- **Task statement**
Determine how many lines below hold the string "username". Reply with the number alone.

(Page and application data records)

#####

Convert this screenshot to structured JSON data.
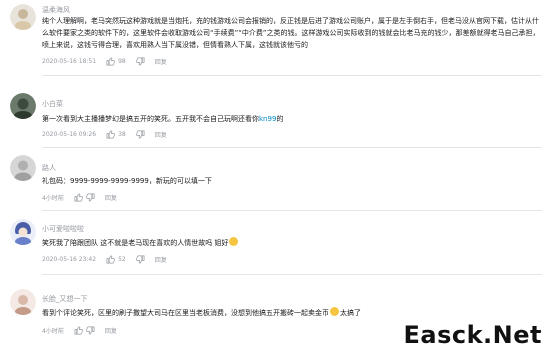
{
  "comments": [
    {
      "username": "温柔海风",
      "text": "纯个人理解啊，老马突然玩这种游戏就是当炮托，充的钱游戏公司会报销的，反正钱是后进了游戏公司账户，属于是左手倒右手，但老马没从官网下载，估计从什么软件要家之类的软件下的，这里软件会收取游戏公司“手续费”“中介费”之类的钱。这样游戏公司实际收到的钱就会比老马充的钱少，那差额就得老马自己承担，喷上来说，这钱亏得合理，喜欢用熟人当下属没错，但情看熟人下属，这钱就该他亏的",
      "time": "2020-05-16 18:51",
      "likes": "98",
      "reply": "回复"
    },
    {
      "username": "小白菜",
      "text_before": "第一次看到大主播播梦幻是搞五开的笑死。五开我不会自己玩啊还看你",
      "text_link": "kn99",
      "text_after": "的",
      "time": "2020-05-16 09:26",
      "likes": "38",
      "reply": "回复"
    },
    {
      "username": "路人",
      "text": "礼包码：9999-9999-9999-9999，新玩的可以填一下",
      "time": "4小时前",
      "likes": "",
      "reply": "回复"
    },
    {
      "username": "小可爱啦啦啦",
      "text": "笑死我了陪跟团队 这不就是老马现在喜欢的人情世故吗 姐好",
      "time": "2020-05-16 23:42",
      "likes": "52",
      "reply": "回复"
    },
    {
      "username": "长脸_又想一下",
      "text": "看到个评论笑死，区里的刷子撒望大司马在区里当老板消费，没想到他搞五开搬砖一起卖金币",
      "text_end": "太搞了",
      "time": "4小时前",
      "likes": "",
      "reply": "回复"
    }
  ],
  "watermark": "Easck.Net",
  "colors": {
    "muted": "#9499a0",
    "link": "#008ac5",
    "divider": "#e3e5e7"
  }
}
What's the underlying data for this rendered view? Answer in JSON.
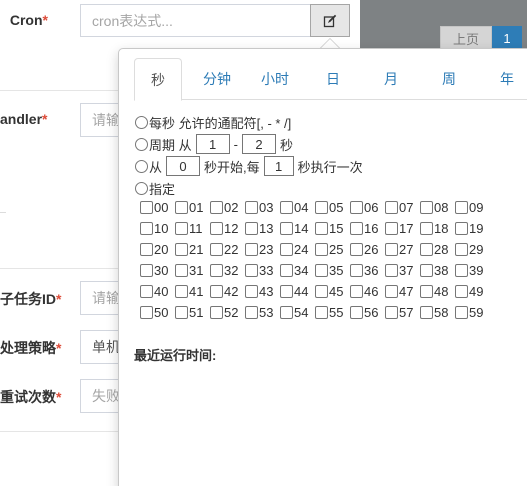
{
  "form": {
    "cron_label": "Cron",
    "required_mark": "*",
    "cron_placeholder": "cron表达式...",
    "handler_label": "andler",
    "handler_placeholder": "请输",
    "childjob_label": "子任务ID",
    "childjob_placeholder": "请输",
    "strategy_label": "处理策略",
    "strategy_value": "单机",
    "retry_label": "重试次数",
    "retry_placeholder": "失败"
  },
  "pager": {
    "prev": "上页",
    "page": "1"
  },
  "cron_popover": {
    "tabs": [
      "秒",
      "分钟",
      "小时",
      "日",
      "月",
      "周",
      "年"
    ],
    "active_tab": "秒",
    "options": {
      "every": "每秒 允许的通配符[, - * /]",
      "cycle_prefix": "周期 从",
      "cycle_from": "1",
      "cycle_sep": "-",
      "cycle_to": "2",
      "cycle_unit": "秒",
      "from_prefix": "从",
      "from_start": "0",
      "from_mid": "秒开始,每",
      "from_step": "1",
      "from_suffix": "秒执行一次",
      "specify": "指定"
    },
    "seconds": [
      [
        "00",
        "01",
        "02",
        "03",
        "04",
        "05",
        "06",
        "07",
        "08",
        "09"
      ],
      [
        "10",
        "11",
        "12",
        "13",
        "14",
        "15",
        "16",
        "17",
        "18",
        "19"
      ],
      [
        "20",
        "21",
        "22",
        "23",
        "24",
        "25",
        "26",
        "27",
        "28",
        "29"
      ],
      [
        "30",
        "31",
        "32",
        "33",
        "34",
        "35",
        "36",
        "37",
        "38",
        "39"
      ],
      [
        "40",
        "41",
        "42",
        "43",
        "44",
        "45",
        "46",
        "47",
        "48",
        "49"
      ],
      [
        "50",
        "51",
        "52",
        "53",
        "54",
        "55",
        "56",
        "57",
        "58",
        "59"
      ]
    ],
    "last_run_label": "最近运行时间:"
  },
  "icons": {
    "edit": "edit-icon"
  },
  "colors": {
    "tab_link": "#2c7bb6",
    "required": "#dd4b39",
    "pager_active": "#2e7db7"
  }
}
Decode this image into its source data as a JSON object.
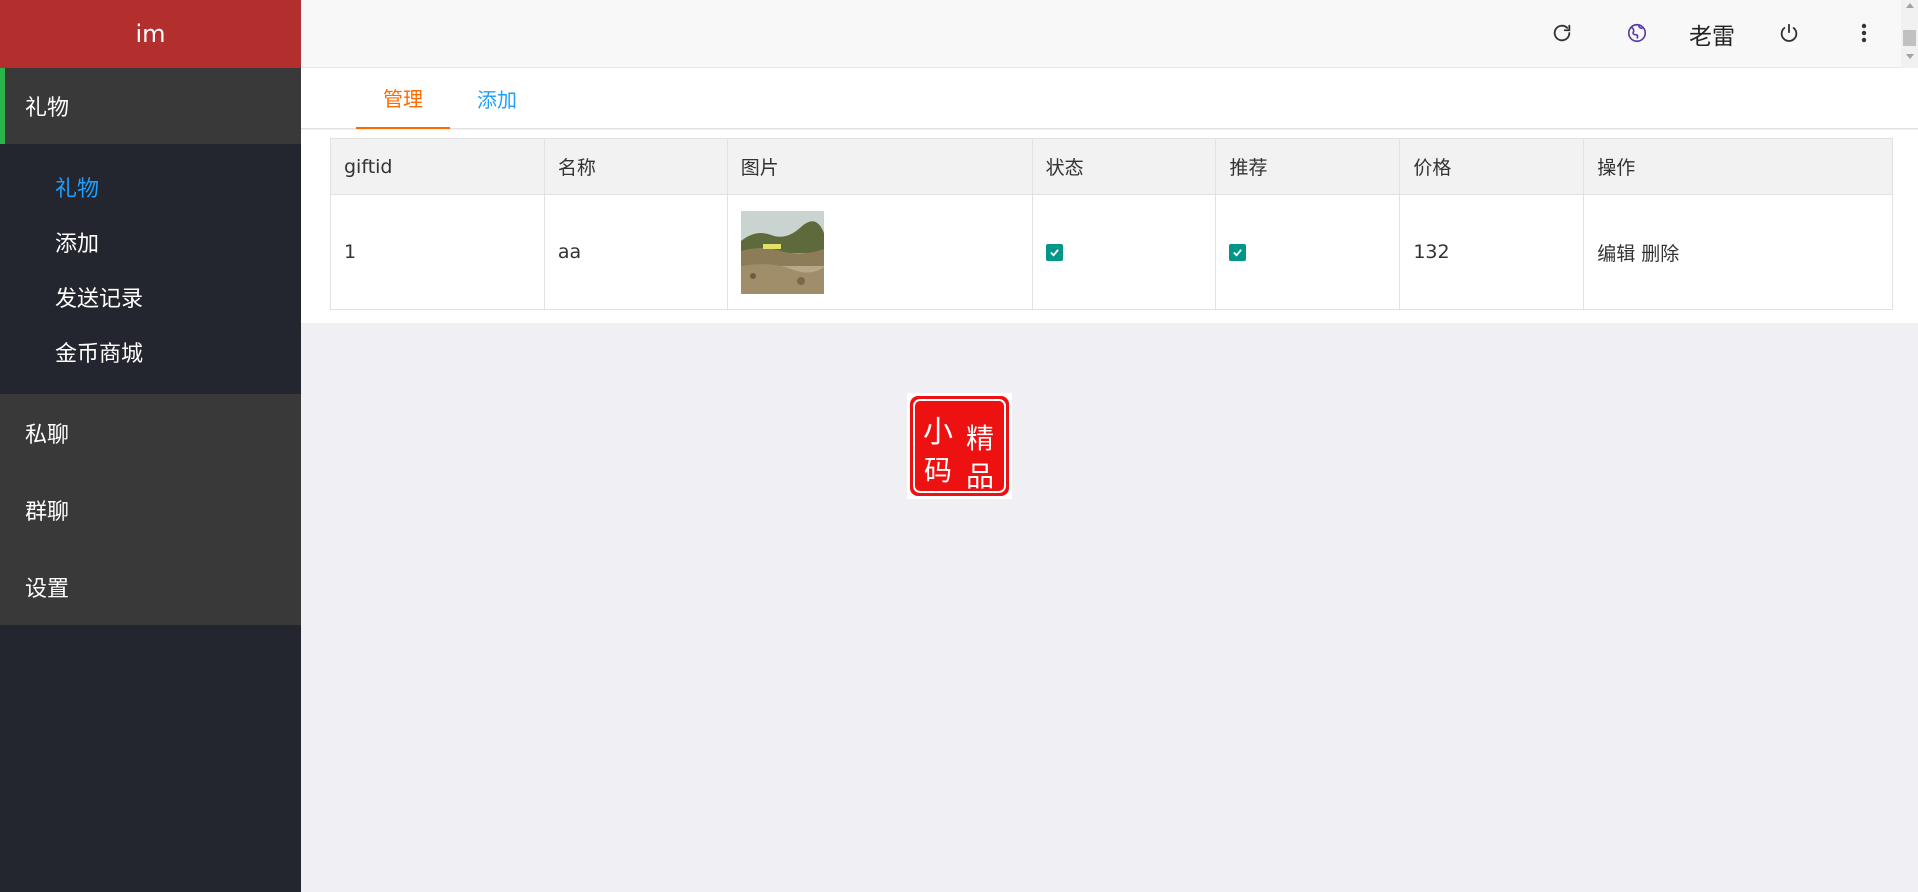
{
  "app": {
    "brand": "im"
  },
  "sidebar": {
    "groups": [
      {
        "label": "礼物",
        "active": true,
        "items": [
          {
            "label": "礼物",
            "active": true
          },
          {
            "label": "添加"
          },
          {
            "label": "发送记录"
          },
          {
            "label": "金币商城"
          }
        ]
      },
      {
        "label": "私聊"
      },
      {
        "label": "群聊"
      },
      {
        "label": "设置"
      }
    ]
  },
  "header": {
    "icons": [
      "refresh-icon",
      "globe-icon",
      "power-icon",
      "more-vertical-icon"
    ],
    "username": "老雷"
  },
  "tabs": [
    {
      "label": "管理",
      "active": true
    },
    {
      "label": "添加"
    }
  ],
  "table": {
    "columns": [
      "giftid",
      "名称",
      "图片",
      "状态",
      "推荐",
      "价格",
      "操作"
    ],
    "rows": [
      {
        "giftid": "1",
        "name": "aa",
        "image": "landscape-thumbnail",
        "status": true,
        "recommend": true,
        "price": "132",
        "actions": [
          "编辑",
          "删除"
        ]
      }
    ]
  },
  "seal": {
    "text": [
      "小",
      "精",
      "码",
      "品"
    ]
  },
  "colors": {
    "brand": "#b22f2e",
    "accent_tab": "#ff6a00",
    "link": "#1e9fff",
    "check": "#009688",
    "sidebar": "#23262e"
  }
}
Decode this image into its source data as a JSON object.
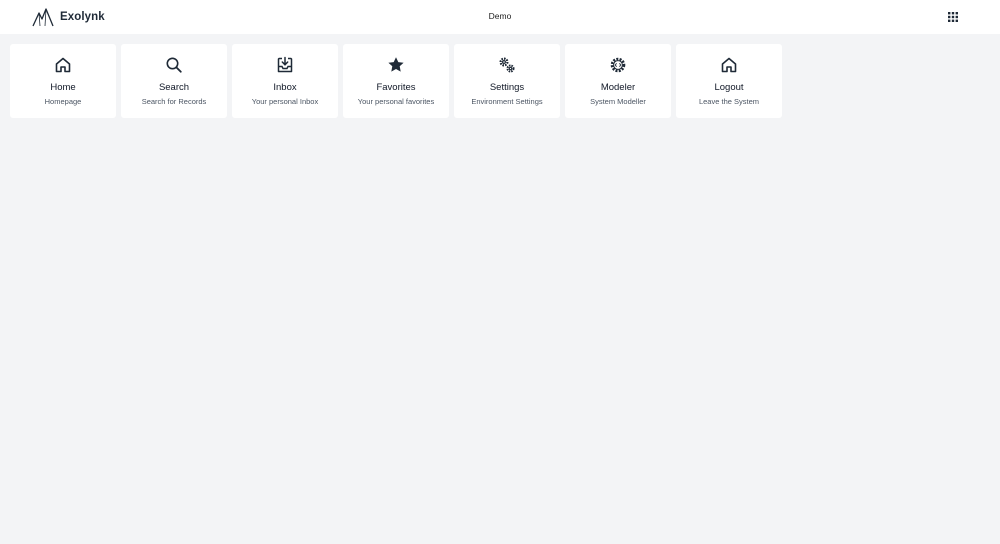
{
  "header": {
    "brand_name": "Exolynk",
    "environment": "Demo",
    "apps_icon": "grid-icon"
  },
  "tiles": [
    {
      "title": "Home",
      "subtitle": "Homepage",
      "icon": "home-icon"
    },
    {
      "title": "Search",
      "subtitle": "Search for Records",
      "icon": "search-icon"
    },
    {
      "title": "Inbox",
      "subtitle": "Your personal Inbox",
      "icon": "inbox-icon"
    },
    {
      "title": "Favorites",
      "subtitle": "Your personal favorites",
      "icon": "star-icon"
    },
    {
      "title": "Settings",
      "subtitle": "Environment Settings",
      "icon": "gears-icon"
    },
    {
      "title": "Modeler",
      "subtitle": "System Modeller",
      "icon": "gear-code-icon"
    },
    {
      "title": "Logout",
      "subtitle": "Leave the System",
      "icon": "home-icon"
    }
  ]
}
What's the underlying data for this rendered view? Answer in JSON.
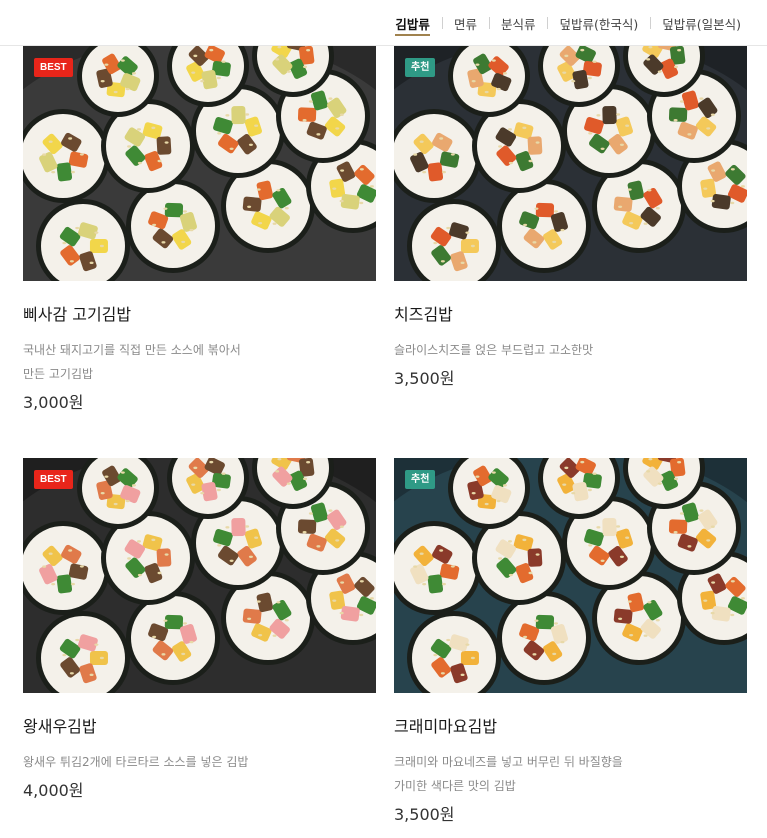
{
  "nav": {
    "tabs": [
      {
        "label": "김밥류",
        "active": true
      },
      {
        "label": "면류",
        "active": false
      },
      {
        "label": "분식류",
        "active": false
      },
      {
        "label": "덮밥류(한국식)",
        "active": false
      },
      {
        "label": "덮밥류(일본식)",
        "active": false
      }
    ]
  },
  "menu": [
    {
      "badge": "BEST",
      "badge_type": "best",
      "name": "삐사감 고기김밥",
      "desc": "국내산 돼지고기를 직접 만든 소스에 볶아서 만든 고기김밥",
      "price": "3,000원",
      "filling": "beef"
    },
    {
      "badge": "추천",
      "badge_type": "rec",
      "name": "치즈김밥",
      "desc": "슬라이스치즈를 얹은 부드럽고 고소한맛",
      "price": "3,500원",
      "filling": "cheese"
    },
    {
      "badge": "BEST",
      "badge_type": "best",
      "name": "왕새우김밥",
      "desc": "왕새우 튀김2개에 타르타르 소스를 넣은 김밥",
      "price": "4,000원",
      "filling": "shrimp"
    },
    {
      "badge": "추천",
      "badge_type": "rec",
      "name": "크래미마요김밥",
      "desc": "크래미와 마요네즈를 넣고 버무린 뒤 바질향을 가미한 색다른 맛의 김밥",
      "price": "3,500원",
      "filling": "crab"
    }
  ],
  "colors": {
    "accent": "#a0824e",
    "badge_best": "#e8251a",
    "badge_rec": "#2f9a86"
  }
}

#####

- **Task answer**
6